Work required:
Write out the full set of records exactly. Any pictures in them do not belong in the copy.

Data to process:

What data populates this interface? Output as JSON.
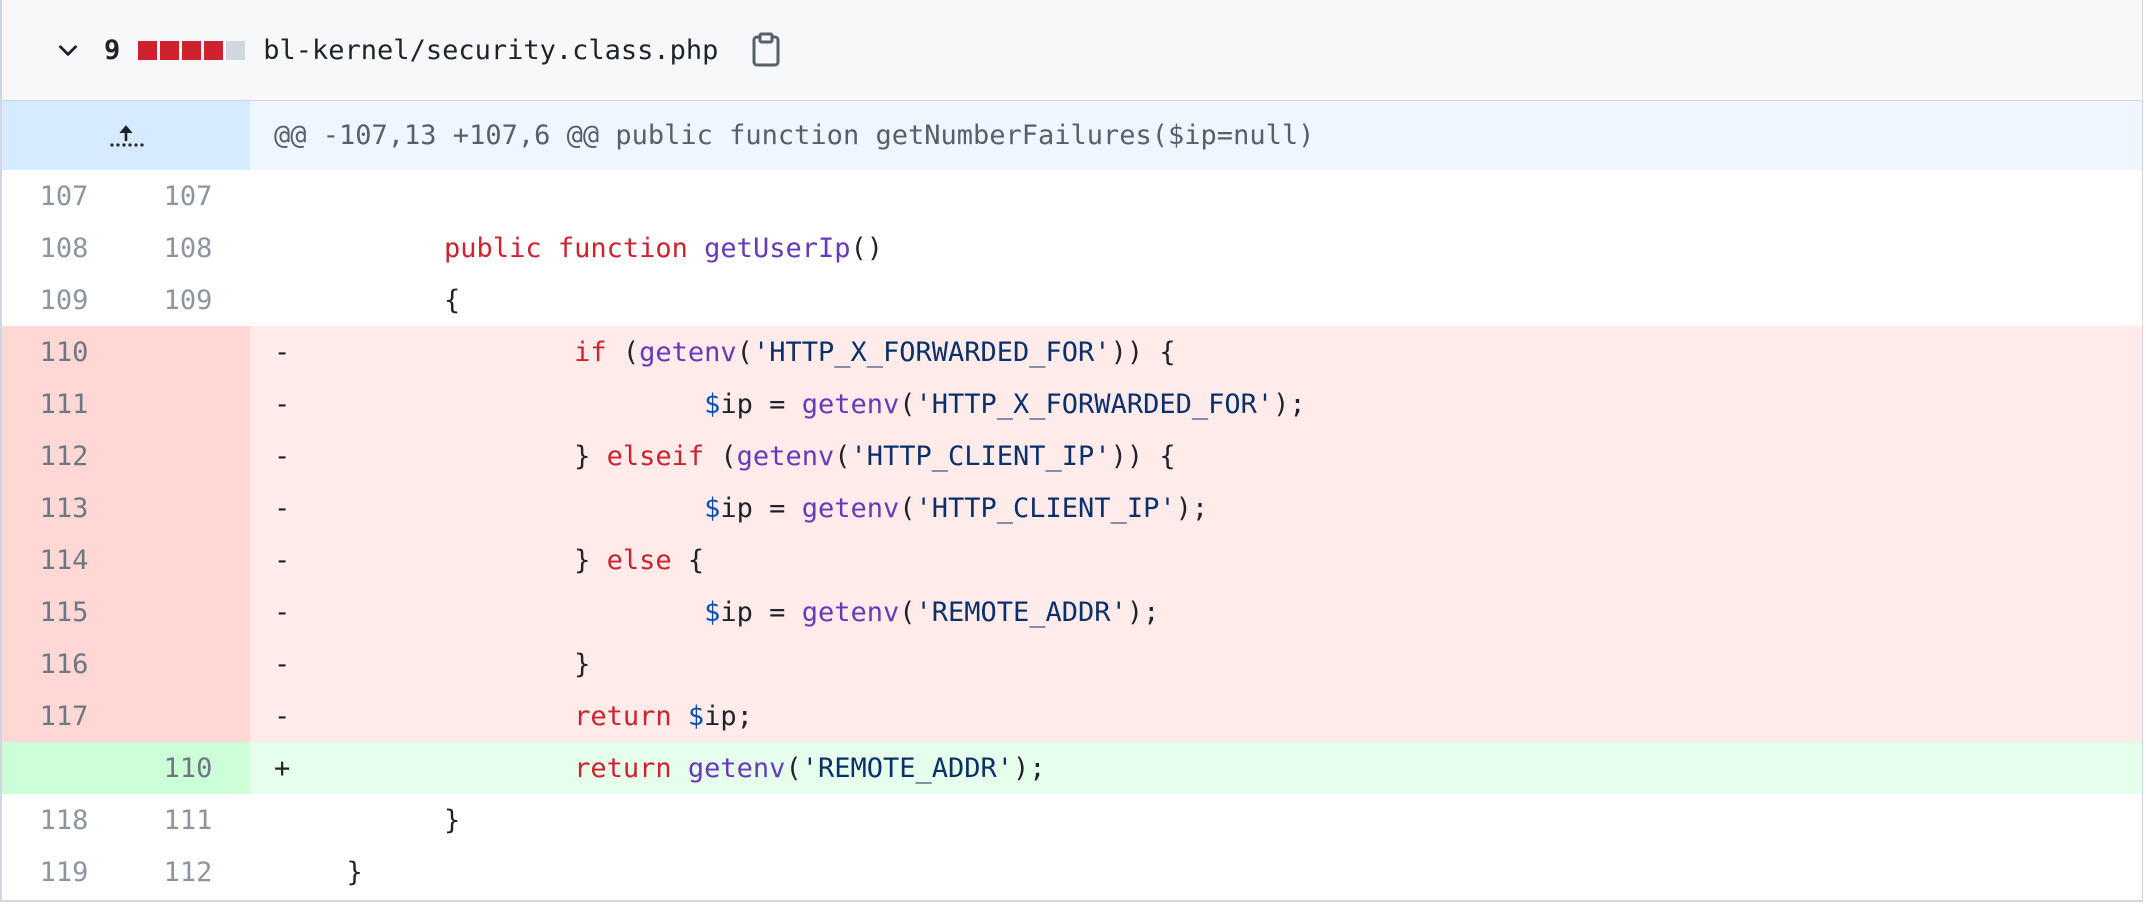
{
  "file": {
    "changes_count": "9",
    "diffstat": [
      "del",
      "del",
      "del",
      "del",
      "neutral"
    ],
    "filename": "bl-kernel/security.class.php",
    "icons": {
      "collapse": "chevron-down-icon",
      "copy": "copy-icon",
      "expand": "expand-up-icon"
    }
  },
  "colors": {
    "deleted": "#cf222e",
    "neutral": "#d0d7de",
    "hunk_bg": "#ddf4ff"
  },
  "hunk": {
    "header": "@@ -107,13 +107,6 @@ public function getNumberFailures($ip=null)"
  },
  "lines": [
    {
      "type": "ctx",
      "old": "107",
      "new": "107",
      "marker": "",
      "tokens": []
    },
    {
      "type": "ctx",
      "old": "108",
      "new": "108",
      "marker": "",
      "tokens": [
        [
          "plain",
          "        "
        ],
        [
          "kw",
          "public"
        ],
        [
          "plain",
          " "
        ],
        [
          "kw",
          "function"
        ],
        [
          "plain",
          " "
        ],
        [
          "fn",
          "getUserIp"
        ],
        [
          "plain",
          "()"
        ]
      ]
    },
    {
      "type": "ctx",
      "old": "109",
      "new": "109",
      "marker": "",
      "tokens": [
        [
          "plain",
          "        {"
        ]
      ]
    },
    {
      "type": "del",
      "old": "110",
      "new": "",
      "marker": "-",
      "tokens": [
        [
          "plain",
          "                "
        ],
        [
          "kw",
          "if"
        ],
        [
          "plain",
          " ("
        ],
        [
          "fn",
          "getenv"
        ],
        [
          "plain",
          "("
        ],
        [
          "str",
          "'HTTP_X_FORWARDED_FOR'"
        ],
        [
          "plain",
          ")) {"
        ]
      ]
    },
    {
      "type": "del",
      "old": "111",
      "new": "",
      "marker": "-",
      "tokens": [
        [
          "plain",
          "                        "
        ],
        [
          "var",
          "$"
        ],
        [
          "plain",
          "ip = "
        ],
        [
          "fn",
          "getenv"
        ],
        [
          "plain",
          "("
        ],
        [
          "str",
          "'HTTP_X_FORWARDED_FOR'"
        ],
        [
          "plain",
          ");"
        ]
      ]
    },
    {
      "type": "del",
      "old": "112",
      "new": "",
      "marker": "-",
      "tokens": [
        [
          "plain",
          "                } "
        ],
        [
          "kw",
          "elseif"
        ],
        [
          "plain",
          " ("
        ],
        [
          "fn",
          "getenv"
        ],
        [
          "plain",
          "("
        ],
        [
          "str",
          "'HTTP_CLIENT_IP'"
        ],
        [
          "plain",
          ")) {"
        ]
      ]
    },
    {
      "type": "del",
      "old": "113",
      "new": "",
      "marker": "-",
      "tokens": [
        [
          "plain",
          "                        "
        ],
        [
          "var",
          "$"
        ],
        [
          "plain",
          "ip = "
        ],
        [
          "fn",
          "getenv"
        ],
        [
          "plain",
          "("
        ],
        [
          "str",
          "'HTTP_CLIENT_IP'"
        ],
        [
          "plain",
          ");"
        ]
      ]
    },
    {
      "type": "del",
      "old": "114",
      "new": "",
      "marker": "-",
      "tokens": [
        [
          "plain",
          "                } "
        ],
        [
          "kw",
          "else"
        ],
        [
          "plain",
          " {"
        ]
      ]
    },
    {
      "type": "del",
      "old": "115",
      "new": "",
      "marker": "-",
      "tokens": [
        [
          "plain",
          "                        "
        ],
        [
          "var",
          "$"
        ],
        [
          "plain",
          "ip = "
        ],
        [
          "fn",
          "getenv"
        ],
        [
          "plain",
          "("
        ],
        [
          "str",
          "'REMOTE_ADDR'"
        ],
        [
          "plain",
          ");"
        ]
      ]
    },
    {
      "type": "del",
      "old": "116",
      "new": "",
      "marker": "-",
      "tokens": [
        [
          "plain",
          "                }"
        ]
      ]
    },
    {
      "type": "del",
      "old": "117",
      "new": "",
      "marker": "-",
      "tokens": [
        [
          "plain",
          "                "
        ],
        [
          "kw",
          "return"
        ],
        [
          "plain",
          " "
        ],
        [
          "var",
          "$"
        ],
        [
          "plain",
          "ip;"
        ]
      ]
    },
    {
      "type": "add",
      "old": "",
      "new": "110",
      "marker": "+",
      "tokens": [
        [
          "plain",
          "                "
        ],
        [
          "kw",
          "return"
        ],
        [
          "plain",
          " "
        ],
        [
          "fn",
          "getenv"
        ],
        [
          "plain",
          "("
        ],
        [
          "str",
          "'REMOTE_ADDR'"
        ],
        [
          "plain",
          ");"
        ]
      ]
    },
    {
      "type": "ctx",
      "old": "118",
      "new": "111",
      "marker": "",
      "tokens": [
        [
          "plain",
          "        }"
        ]
      ]
    },
    {
      "type": "ctx",
      "old": "119",
      "new": "112",
      "marker": "",
      "tokens": [
        [
          "plain",
          "  }"
        ]
      ]
    }
  ]
}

Response below:
What data populates this interface? Output as JSON.
{
  "file": {
    "changes_count": "9",
    "diffstat": [
      "del",
      "del",
      "del",
      "del",
      "neutral"
    ],
    "filename": "bl-kernel/security.class.php",
    "icons": {
      "collapse": "chevron-down-icon",
      "copy": "copy-icon",
      "expand": "expand-up-icon"
    }
  },
  "colors": {
    "deleted": "#cf222e",
    "neutral": "#d0d7de",
    "hunk_bg": "#ddf4ff"
  },
  "hunk": {
    "header": "@@ -107,13 +107,6 @@ public function getNumberFailures($ip=null)"
  },
  "lines": [
    {
      "type": "ctx",
      "old": "107",
      "new": "107",
      "marker": "",
      "tokens": []
    },
    {
      "type": "ctx",
      "old": "108",
      "new": "108",
      "marker": "",
      "tokens": [
        [
          "plain",
          "        "
        ],
        [
          "kw",
          "public"
        ],
        [
          "plain",
          " "
        ],
        [
          "kw",
          "function"
        ],
        [
          "plain",
          " "
        ],
        [
          "fn",
          "getUserIp"
        ],
        [
          "plain",
          "()"
        ]
      ]
    },
    {
      "type": "ctx",
      "old": "109",
      "new": "109",
      "marker": "",
      "tokens": [
        [
          "plain",
          "        {"
        ]
      ]
    },
    {
      "type": "del",
      "old": "110",
      "new": "",
      "marker": "-",
      "tokens": [
        [
          "plain",
          "                "
        ],
        [
          "kw",
          "if"
        ],
        [
          "plain",
          " ("
        ],
        [
          "fn",
          "getenv"
        ],
        [
          "plain",
          "("
        ],
        [
          "str",
          "'HTTP_X_FORWARDED_FOR'"
        ],
        [
          "plain",
          ")) {"
        ]
      ]
    },
    {
      "type": "del",
      "old": "111",
      "new": "",
      "marker": "-",
      "tokens": [
        [
          "plain",
          "                        "
        ],
        [
          "var",
          "$"
        ],
        [
          "plain",
          "ip = "
        ],
        [
          "fn",
          "getenv"
        ],
        [
          "plain",
          "("
        ],
        [
          "str",
          "'HTTP_X_FORWARDED_FOR'"
        ],
        [
          "plain",
          ");"
        ]
      ]
    },
    {
      "type": "del",
      "old": "112",
      "new": "",
      "marker": "-",
      "tokens": [
        [
          "plain",
          "                } "
        ],
        [
          "kw",
          "elseif"
        ],
        [
          "plain",
          " ("
        ],
        [
          "fn",
          "getenv"
        ],
        [
          "plain",
          "("
        ],
        [
          "str",
          "'HTTP_CLIENT_IP'"
        ],
        [
          "plain",
          ")) {"
        ]
      ]
    },
    {
      "type": "del",
      "old": "113",
      "new": "",
      "marker": "-",
      "tokens": [
        [
          "plain",
          "                        "
        ],
        [
          "var",
          "$"
        ],
        [
          "plain",
          "ip = "
        ],
        [
          "fn",
          "getenv"
        ],
        [
          "plain",
          "("
        ],
        [
          "str",
          "'HTTP_CLIENT_IP'"
        ],
        [
          "plain",
          ");"
        ]
      ]
    },
    {
      "type": "del",
      "old": "114",
      "new": "",
      "marker": "-",
      "tokens": [
        [
          "plain",
          "                } "
        ],
        [
          "kw",
          "else"
        ],
        [
          "plain",
          " {"
        ]
      ]
    },
    {
      "type": "del",
      "old": "115",
      "new": "",
      "marker": "-",
      "tokens": [
        [
          "plain",
          "                        "
        ],
        [
          "var",
          "$"
        ],
        [
          "plain",
          "ip = "
        ],
        [
          "fn",
          "getenv"
        ],
        [
          "plain",
          "("
        ],
        [
          "str",
          "'REMOTE_ADDR'"
        ],
        [
          "plain",
          ");"
        ]
      ]
    },
    {
      "type": "del",
      "old": "116",
      "new": "",
      "marker": "-",
      "tokens": [
        [
          "plain",
          "                }"
        ]
      ]
    },
    {
      "type": "del",
      "old": "117",
      "new": "",
      "marker": "-",
      "tokens": [
        [
          "plain",
          "                "
        ],
        [
          "kw",
          "return"
        ],
        [
          "plain",
          " "
        ],
        [
          "var",
          "$"
        ],
        [
          "plain",
          "ip;"
        ]
      ]
    },
    {
      "type": "add",
      "old": "",
      "new": "110",
      "marker": "+",
      "tokens": [
        [
          "plain",
          "                "
        ],
        [
          "kw",
          "return"
        ],
        [
          "plain",
          " "
        ],
        [
          "fn",
          "getenv"
        ],
        [
          "plain",
          "("
        ],
        [
          "str",
          "'REMOTE_ADDR'"
        ],
        [
          "plain",
          ");"
        ]
      ]
    },
    {
      "type": "ctx",
      "old": "118",
      "new": "111",
      "marker": "",
      "tokens": [
        [
          "plain",
          "        }"
        ]
      ]
    },
    {
      "type": "ctx",
      "old": "119",
      "new": "112",
      "marker": "",
      "tokens": [
        [
          "plain",
          "  }"
        ]
      ]
    }
  ]
}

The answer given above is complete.